The second-biggest for-profit hospital chain in the U.S. has agreed to pay $42.8 million to settle allegations it overcharged Medicare during the middle of the last decade. The Justice Department's deal with Tenet Healthcare is the latest salvo in regulators' assault against health care fraud.
Tenet, according to the government, inappropriately billed Medicare for more expensive services than patients needed. The 50-facility chain moved patients from ordinary hospitals into more costly facilities intended for those who need intensive follow-up treatment after undergoing hospital procedures, Reuters reported. The alleged overbilling took place from 2005 to 2007, the Justice Department says. Neither the Justice Department nor the company said how much Tenet may have overcharged Medicare.
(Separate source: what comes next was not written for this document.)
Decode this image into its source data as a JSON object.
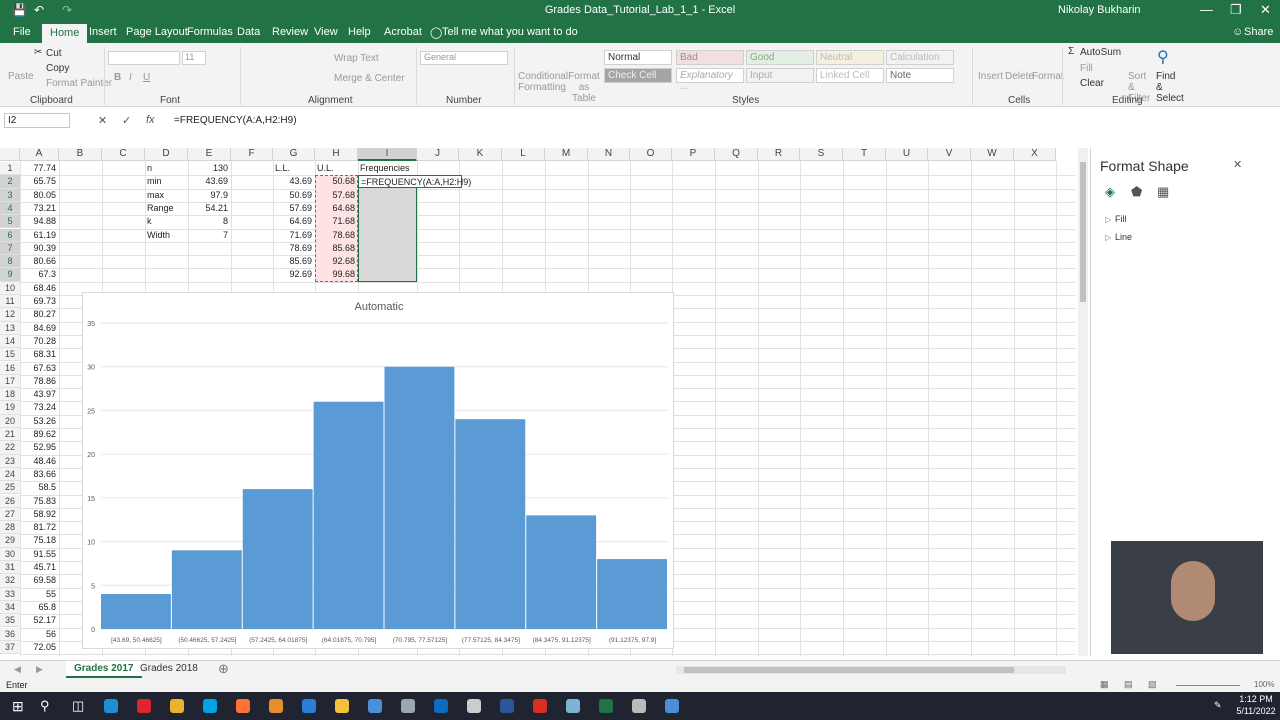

It was Tenet who alerted federal authorities to the overbilling that led to its settlement, the company says in a press release. Tenet discovered in 2007 that the rehab unit of one of its Georgia hospitals was treating patients it shouldn't have been. "As odd as it might sound, it is something that Tenet is proud of," Tenet spokesman Rick Black told Modern Healthcare.
Health care fraud against government programs and private insurance companies costs Americans $60 billion every year, Attorney General Eric Holder has said. The administrations of presidents George W. Bush and Barack Obama stepped up enforcement of health care fraud over the past five years by coordinating the efforts of the Department of Justice and the Department of Health and Human Services.
The Obama administration recovered $4.1 billion for taxpayers last year, a 50 percent increase since 2009, the Associated Press reported in February.
The Obama administration has pledged to improve the government's ability to detect Medicare and Medicaid fraud as it happens instead of just working backwards to chase dollars already lost. The health care reform law enacted two years includes new anti-fraud tools the administration says helped nab Texas physician Jacques Roy and his cohorts, who are alleged to have bilked Medicare and Medicaid of $275 million.
This isn't Tenet's first run-in with federal anti-fraud authorities and a previous agreement made to settle other fraud allegations actually compelled the company's disclosure of the improper billing in Georgia, Tenet says in its press release.
Tenet paid more than $900 million to settle federal charges that it overcharged Medicare by manipulating the program's payment rules and paid kickbacks to physicians who referred patients to its facilities. The company sold off 11 hospitals at the time to cover the cost of the penalties.
As part of that 2006 deal, the government required Tenet to institute a compliance program to root out improper billing practices and report its findings to the Department of Health and Human Services' Office of Inspector General. When Tenet uncovered the problem in Georgia, that's just what it did. Tenet also settled fraud charges in the 1990s and early 2000s related to overcharging for psychiatric care (when the company was called National Medical Enterprises) and for performing unnecessary heart surgeries.
Ironically, Tenet accused a rival hospital chain, Community Health Systems, of Medicare fraud last year after Community Health Systems launched a hostile takeover bid against Tenet.